The Journal‘s original publication of the map sparked nationwide outrage and thousands of angry comments. Gun permit holding is public information in New York, and can be acquired through a mere request via the Freedom of Information Act. But, coming on the heals of the Newtown shooting, the publication had a clear provocative intent. “New York residents have the right to own guns with a permit and they also have a right to access public information,” said a defiant Hasson.
Given that Bushmaster .223-caliber rifle used in the School shooting was reportedly legally registered with the killer’s mother, the Google Map sparked a debate about whether gun owners should be labeled like other potential menaces to society, “The implications are mind-boggling,” said Marine Scott F. Williams to The Journal News, “It’s as if gun owners are sex offenders (and) to own a handgun risks exposure as if one is a sex offender.
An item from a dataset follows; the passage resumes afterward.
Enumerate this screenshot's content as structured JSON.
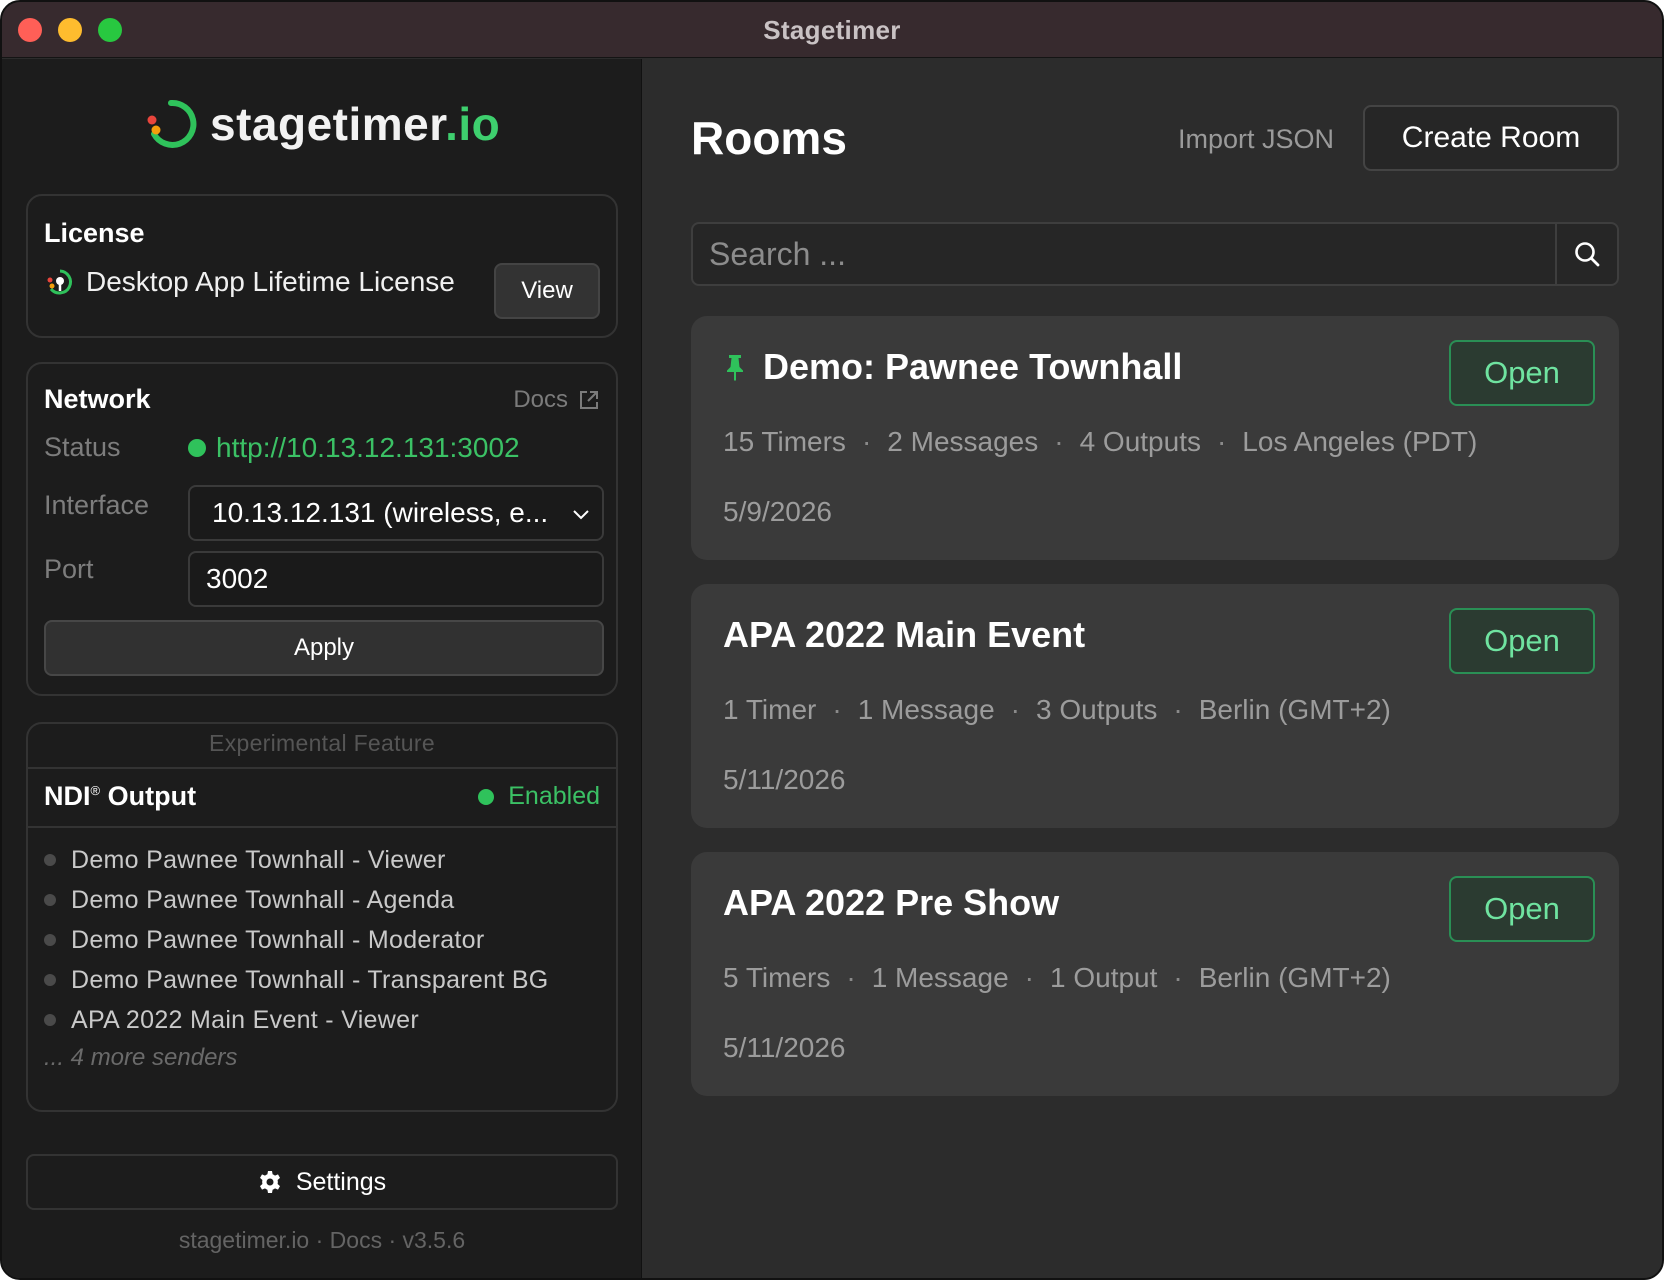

It’s, in my mind, crazy.”
Blogger Christopher Fountain took the debate into his own hands, publishing the personal information of The Journals‘ staff. “Hundreds of thousands of readers; Janet, you have a great Christmas Eve,” he wrote, after a popular political outlet, Instapundit, linked to his post.
Ironically, the promise of open data was supposed to lead to open-minded discussion. “If the broad light of day could be let in upon men’s actions, it would purify them as the sun disinfects,” reads the often-cited quote from Supreme Court Justice Louis Brandeis, who stands a champion to modern-day nonprofits fighting for greater access to health, legislative, and administrative government data.
Open data advocates have struggled to get media attention for their utopian vision of automated government services. This latest use of open data via Google Maps, both to publish gun permit ownership and journalists’ geolocation data, seems to have hit the media sweet spot, as it plays into our debased partisan interests. It appears that transparency lends itself equally to being both a tool of democracy or a partisan weapon.